PFL benefits will be administered through each employer’s statutory disability insurance program, typically as a rider to the employer’s existing disability coverage (unless the employer establishes a self-insurance program). Employers may institute payroll deductions to cover the cost of the program, or choose to pay for it themselves. The amount of benefits payable will increase over a four-year period. For 2018, qualified employees taking PFL will receive 50 percent of their average weekly wage, but capped at 50% of the average weekly wage for employees in New York State, for up to eight weeks of coverage. Employers must reinstate employees taking PFL to their former positions when they return to work, and may not discriminate against employees for exercising their PFL rights. The PFL Law and its implementing regulations are complex, and employers with questions should consult with counsel well in advance of the January 1, 2018 effective date.


A notice of pendency, or lis pendens, allows the plaintiff in a litigation involving the title to, or use or enjoyment of, real property to file notice in the property records, alerting the public regarding the lawsuit. Because a notice of pendency encumbers the property and may impair the ability to transfer it, there are strict requirements before a notice of pendency may be filed. One of these is that the where the dispute involves only part of a parcel of property, the notice needs to specifically describe the property in which plaintiff claims an interest. A failure to appropriately limit the notice of pendency may warrant its cancellation.
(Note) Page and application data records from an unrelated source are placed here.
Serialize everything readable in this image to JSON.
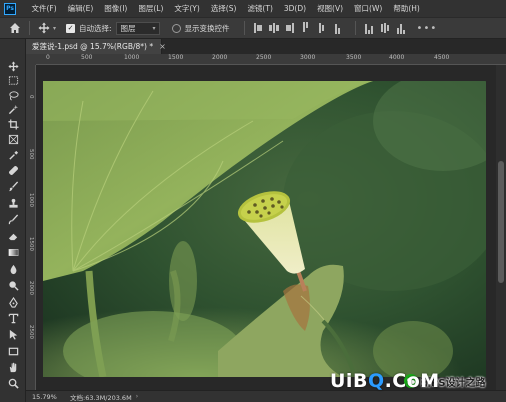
{
  "app": {
    "logo": "Ps"
  },
  "menu": [
    "文件(F)",
    "编辑(E)",
    "图像(I)",
    "图层(L)",
    "文字(Y)",
    "选择(S)",
    "滤镜(T)",
    "3D(D)",
    "视图(V)",
    "窗口(W)",
    "帮助(H)"
  ],
  "options": {
    "auto_select_label": "自动选择:",
    "auto_select_checked": true,
    "auto_select_target": "图层",
    "show_transform_label": "显示变换控件",
    "more": "•••"
  },
  "document": {
    "tab_title": "爱莲说-1.psd @ 15.7%(RGB/8*) *",
    "close_glyph": "×"
  },
  "ruler_top": [
    "0",
    "500",
    "1000",
    "1500",
    "2000",
    "2500",
    "3000",
    "3500",
    "4000",
    "4500"
  ],
  "ruler_left": [
    "0",
    "500",
    "1000",
    "1500",
    "2000",
    "2500"
  ],
  "status": {
    "zoom": "15.79%",
    "doc_info": "文档:63.3M/203.6M",
    "arrow": "›"
  },
  "watermark": {
    "logo_part1": "UiB",
    "logo_part2": "Q",
    "logo_part3": ".CoM",
    "text": "新PS设计之路"
  },
  "tools": [
    "move-tool-icon",
    "marquee-tool-icon",
    "lasso-tool-icon",
    "magic-wand-tool-icon",
    "crop-tool-icon",
    "frame-tool-icon",
    "eyedropper-tool-icon",
    "healing-brush-tool-icon",
    "brush-tool-icon",
    "clone-stamp-tool-icon",
    "history-brush-tool-icon",
    "eraser-tool-icon",
    "gradient-tool-icon",
    "blur-tool-icon",
    "dodge-tool-icon",
    "pen-tool-icon",
    "type-tool-icon",
    "path-selection-tool-icon",
    "rectangle-tool-icon",
    "hand-tool-icon",
    "zoom-tool-icon"
  ],
  "colors": {
    "accent": "#31a8ff",
    "ui_dark": "#323232",
    "canvas_bg": "#282828"
  }
}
In a recent decision, the Supreme Court, Queens County granted a defendant’s motion to cancel a notice of dependency on this ground. Abruzzi v. Bond Realty, Inc., Index No. 702780/2017 (Sup. Ct. Queens Co. Sept. 15, 2017). The defendant property owner in this case asserted that it was the bonafide purchaser of a parcel of property. The plaintiff claimed an interest in a portion of the property, but filed a notice of pendency against the entire parcel, including portions in which it did not claim an interest. The defendant moved to cancel the notice of pendency on the ground that it was overbroad, because it encumbered the entire property, not just the portion in which plaintiff claimed an interest. In opposition to defendant’s motion, plaintiff argued that he had no choice but to file the notice of pendency against the entire property because the county clerk’s office requires that “A Notice of Pendency must have block and lot number, a description of the property and it must direct the county clerk to index the notice.”

The court granted the motion to cancel the notice of pendency. It was argued that nothing in the county clerk’s directions prevented a filer of a notice of pendency from providing additional information to accurately describe the property in dispute, by expressly indicating that the notice of pendency applies to a certain portion of the property and setting forth a metes-and-bounds description of that portion. Indeed, the instructions require the filer to provide a “description of the property” covered by the notice of pendency.

This case is a reminder that the requirements for a notice of pendency will be strictly construed. (Indeed, filing an unauthorized notice of pendency can result in sanctions, as discussed in the August 2017 issue of this Client Advisory.) The notice must precisely identify the specific property without seeking to overreach – even if preparing the property description is challenging and requires more than just supplying the block and lot numbers. Ganfer Shore Leeds & Zauderer, LLP represented the successful property owner in this case.